It has one redeeming quality: it's cheaper, as long as it gets redeemed. If you offer somebody $300 cash, it's going to cost you $300. If you offer someone a $300 Visa prepaid card, it's going to cost you about $300. You get the point.
Store credit is different: you benefit from the magic of your margin.
If your gross margin is 5%, that $300 in store credit you give to the consumer will run you $285 if they use every penny of it.
Now, paying $285 for $160 in perceived value isn't great, but in principle, it's possible for store credit to make sense as a promotional option.
The takeaway: Bad consumer rebates cost more and yield less sales
A good rebate program can net you 50% more sales with the same budget. The wrong incentive costs you more and generates less sales.
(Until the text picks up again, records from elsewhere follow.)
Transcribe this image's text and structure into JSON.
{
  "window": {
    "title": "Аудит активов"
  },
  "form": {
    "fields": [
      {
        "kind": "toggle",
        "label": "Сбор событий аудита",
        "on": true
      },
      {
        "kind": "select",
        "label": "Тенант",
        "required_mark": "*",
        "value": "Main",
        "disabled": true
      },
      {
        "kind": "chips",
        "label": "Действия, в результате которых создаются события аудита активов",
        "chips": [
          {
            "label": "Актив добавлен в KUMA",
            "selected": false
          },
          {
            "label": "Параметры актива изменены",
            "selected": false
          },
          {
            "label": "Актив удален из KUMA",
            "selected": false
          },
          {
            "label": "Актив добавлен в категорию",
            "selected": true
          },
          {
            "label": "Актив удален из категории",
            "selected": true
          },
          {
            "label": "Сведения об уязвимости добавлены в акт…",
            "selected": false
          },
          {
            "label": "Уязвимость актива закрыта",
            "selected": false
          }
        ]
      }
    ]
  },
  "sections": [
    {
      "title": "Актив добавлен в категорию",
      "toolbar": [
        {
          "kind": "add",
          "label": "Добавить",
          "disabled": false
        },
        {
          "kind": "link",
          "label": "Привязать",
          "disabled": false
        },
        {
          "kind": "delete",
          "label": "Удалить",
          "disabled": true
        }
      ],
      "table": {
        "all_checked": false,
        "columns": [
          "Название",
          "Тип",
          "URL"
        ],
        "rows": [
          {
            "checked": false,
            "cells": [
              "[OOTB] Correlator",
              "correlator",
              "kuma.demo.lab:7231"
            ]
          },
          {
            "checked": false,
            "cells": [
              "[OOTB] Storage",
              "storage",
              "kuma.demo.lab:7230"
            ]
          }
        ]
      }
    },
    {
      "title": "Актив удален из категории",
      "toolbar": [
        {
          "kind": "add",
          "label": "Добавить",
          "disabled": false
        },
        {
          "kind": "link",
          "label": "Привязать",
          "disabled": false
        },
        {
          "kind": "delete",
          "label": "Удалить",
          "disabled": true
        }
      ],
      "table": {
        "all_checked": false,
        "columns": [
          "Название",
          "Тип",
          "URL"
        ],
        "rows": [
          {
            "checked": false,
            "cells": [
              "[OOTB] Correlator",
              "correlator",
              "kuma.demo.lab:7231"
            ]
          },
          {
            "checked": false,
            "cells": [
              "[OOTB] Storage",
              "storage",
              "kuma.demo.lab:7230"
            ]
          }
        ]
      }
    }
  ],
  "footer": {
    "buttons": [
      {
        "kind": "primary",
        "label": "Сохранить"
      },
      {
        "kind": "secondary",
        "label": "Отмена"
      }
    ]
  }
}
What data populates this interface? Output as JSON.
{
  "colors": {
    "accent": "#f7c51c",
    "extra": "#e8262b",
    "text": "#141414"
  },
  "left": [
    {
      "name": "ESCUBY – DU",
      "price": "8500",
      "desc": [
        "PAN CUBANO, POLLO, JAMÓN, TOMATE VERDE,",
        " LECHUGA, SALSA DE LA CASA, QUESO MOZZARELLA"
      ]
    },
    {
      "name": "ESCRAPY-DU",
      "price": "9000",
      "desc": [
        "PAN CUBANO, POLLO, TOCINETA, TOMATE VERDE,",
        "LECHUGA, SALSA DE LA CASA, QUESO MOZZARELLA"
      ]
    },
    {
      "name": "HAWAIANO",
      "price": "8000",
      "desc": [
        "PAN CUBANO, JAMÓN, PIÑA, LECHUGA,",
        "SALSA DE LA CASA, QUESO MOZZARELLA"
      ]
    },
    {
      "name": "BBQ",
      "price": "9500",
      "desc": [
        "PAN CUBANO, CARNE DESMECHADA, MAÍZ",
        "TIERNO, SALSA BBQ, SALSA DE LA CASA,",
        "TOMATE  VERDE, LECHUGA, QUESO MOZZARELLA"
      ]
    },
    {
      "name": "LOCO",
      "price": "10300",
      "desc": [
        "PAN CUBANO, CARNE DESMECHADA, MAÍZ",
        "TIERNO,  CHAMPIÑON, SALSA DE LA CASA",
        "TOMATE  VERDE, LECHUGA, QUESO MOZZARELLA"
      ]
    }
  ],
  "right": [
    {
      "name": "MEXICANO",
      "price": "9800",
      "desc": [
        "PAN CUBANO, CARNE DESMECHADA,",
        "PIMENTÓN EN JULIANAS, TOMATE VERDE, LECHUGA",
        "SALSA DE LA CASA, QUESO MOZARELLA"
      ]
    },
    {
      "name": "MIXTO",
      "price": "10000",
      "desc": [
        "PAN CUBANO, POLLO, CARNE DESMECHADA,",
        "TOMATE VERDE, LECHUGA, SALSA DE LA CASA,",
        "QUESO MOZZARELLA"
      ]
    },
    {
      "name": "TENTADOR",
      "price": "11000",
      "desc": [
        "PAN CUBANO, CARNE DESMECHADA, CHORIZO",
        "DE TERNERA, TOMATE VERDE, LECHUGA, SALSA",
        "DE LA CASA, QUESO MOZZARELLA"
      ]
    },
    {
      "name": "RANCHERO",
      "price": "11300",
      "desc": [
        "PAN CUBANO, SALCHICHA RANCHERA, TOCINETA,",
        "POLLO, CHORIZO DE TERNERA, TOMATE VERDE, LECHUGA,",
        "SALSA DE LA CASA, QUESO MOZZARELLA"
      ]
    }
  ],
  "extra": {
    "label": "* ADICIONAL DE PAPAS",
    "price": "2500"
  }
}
When building a rebate program, remember:
The average rebate is 30%.
Don't sweat the language, but "earn" might be best.
Frame the rebate as dollars off, not a percentage off.
Delay the rebate a few days.
And offer cash or prepaid card.
Launch your rebate program with the help of Tremendous
Ready to optimize your rebates program? Tremendous makes it easy to deploy the right incentives to attract customers and drive sales.
Prepaid visa cards, monetary options, hundreds of gift cards...we've got everything you need to get the most bang for your marketing buck - and a fast, easy recipient experience to boot.